[Recorded data]
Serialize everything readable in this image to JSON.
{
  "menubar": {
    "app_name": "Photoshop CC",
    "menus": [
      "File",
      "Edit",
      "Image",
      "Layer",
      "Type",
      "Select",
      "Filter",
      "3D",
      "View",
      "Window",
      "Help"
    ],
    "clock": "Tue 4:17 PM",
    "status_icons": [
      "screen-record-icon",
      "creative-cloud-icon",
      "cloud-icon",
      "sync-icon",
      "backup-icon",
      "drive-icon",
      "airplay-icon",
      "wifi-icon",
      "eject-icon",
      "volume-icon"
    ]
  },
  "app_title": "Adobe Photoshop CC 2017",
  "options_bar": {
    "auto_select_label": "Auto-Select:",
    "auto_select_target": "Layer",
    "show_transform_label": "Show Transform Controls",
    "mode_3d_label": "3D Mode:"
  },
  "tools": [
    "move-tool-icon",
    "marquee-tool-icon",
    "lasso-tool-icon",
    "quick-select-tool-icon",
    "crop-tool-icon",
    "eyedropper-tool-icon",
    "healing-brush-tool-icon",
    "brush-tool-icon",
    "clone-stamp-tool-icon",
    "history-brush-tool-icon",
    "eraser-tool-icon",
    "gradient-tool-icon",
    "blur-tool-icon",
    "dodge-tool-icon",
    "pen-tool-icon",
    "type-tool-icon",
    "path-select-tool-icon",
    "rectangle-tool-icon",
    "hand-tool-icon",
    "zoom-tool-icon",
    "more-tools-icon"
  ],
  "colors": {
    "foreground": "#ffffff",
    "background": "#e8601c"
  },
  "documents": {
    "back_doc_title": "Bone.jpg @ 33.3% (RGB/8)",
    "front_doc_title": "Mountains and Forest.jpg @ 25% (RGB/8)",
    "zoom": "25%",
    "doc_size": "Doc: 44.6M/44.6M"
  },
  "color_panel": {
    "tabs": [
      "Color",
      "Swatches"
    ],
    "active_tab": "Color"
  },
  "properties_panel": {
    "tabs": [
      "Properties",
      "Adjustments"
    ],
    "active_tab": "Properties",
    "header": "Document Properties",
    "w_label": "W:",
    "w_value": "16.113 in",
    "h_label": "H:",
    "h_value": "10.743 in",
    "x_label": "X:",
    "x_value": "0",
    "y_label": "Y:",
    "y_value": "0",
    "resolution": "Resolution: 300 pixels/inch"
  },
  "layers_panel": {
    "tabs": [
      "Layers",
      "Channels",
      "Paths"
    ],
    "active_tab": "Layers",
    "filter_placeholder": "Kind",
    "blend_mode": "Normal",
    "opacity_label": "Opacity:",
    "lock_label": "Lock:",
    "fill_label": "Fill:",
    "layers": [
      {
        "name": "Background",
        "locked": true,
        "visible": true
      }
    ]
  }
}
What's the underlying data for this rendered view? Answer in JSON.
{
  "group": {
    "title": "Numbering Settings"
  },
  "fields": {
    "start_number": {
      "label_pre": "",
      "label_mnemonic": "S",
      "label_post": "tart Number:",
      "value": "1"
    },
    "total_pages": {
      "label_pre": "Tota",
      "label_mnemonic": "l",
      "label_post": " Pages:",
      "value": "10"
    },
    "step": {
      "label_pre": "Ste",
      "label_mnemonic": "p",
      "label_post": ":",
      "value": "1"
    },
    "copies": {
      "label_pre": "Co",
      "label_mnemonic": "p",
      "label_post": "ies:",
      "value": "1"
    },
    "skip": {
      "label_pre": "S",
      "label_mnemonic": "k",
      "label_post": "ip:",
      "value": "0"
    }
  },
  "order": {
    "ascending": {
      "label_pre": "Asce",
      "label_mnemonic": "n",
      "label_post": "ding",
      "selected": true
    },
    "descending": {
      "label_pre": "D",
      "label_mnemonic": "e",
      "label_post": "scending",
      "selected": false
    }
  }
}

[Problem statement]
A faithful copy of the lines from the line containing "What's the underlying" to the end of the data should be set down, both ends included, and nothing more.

[Result]
What's the underlying data for this rendered view? Answer in JSON.
{
  "group": {
    "title": "Numbering Settings"
  },
  "fields": {
    "start_number": {
      "label_pre": "",
      "label_mnemonic": "S",
      "label_post": "tart Number:",
      "value": "1"
    },
    "total_pages": {
      "label_pre": "Tota",
      "label_mnemonic": "l",
      "label_post": " Pages:",
      "value": "10"
    },
    "step": {
      "label_pre": "Ste",
      "label_mnemonic": "p",
      "label_post": ":",
      "value": "1"
    },
    "copies": {
      "label_pre": "Co",
      "label_mnemonic": "p",
      "label_post": "ies:",
      "value": "1"
    },
    "skip": {
      "label_pre": "S",
      "label_mnemonic": "k",
      "label_post": "ip:",
      "value": "0"
    }
  },
  "order": {
    "ascending": {
      "label_pre": "Asce",
      "label_mnemonic": "n",
      "label_post": "ding",
      "selected": true
    },
    "descending": {
      "label_pre": "D",
      "label_mnemonic": "e",
      "label_post": "scending",
      "selected": false
    }
  }
}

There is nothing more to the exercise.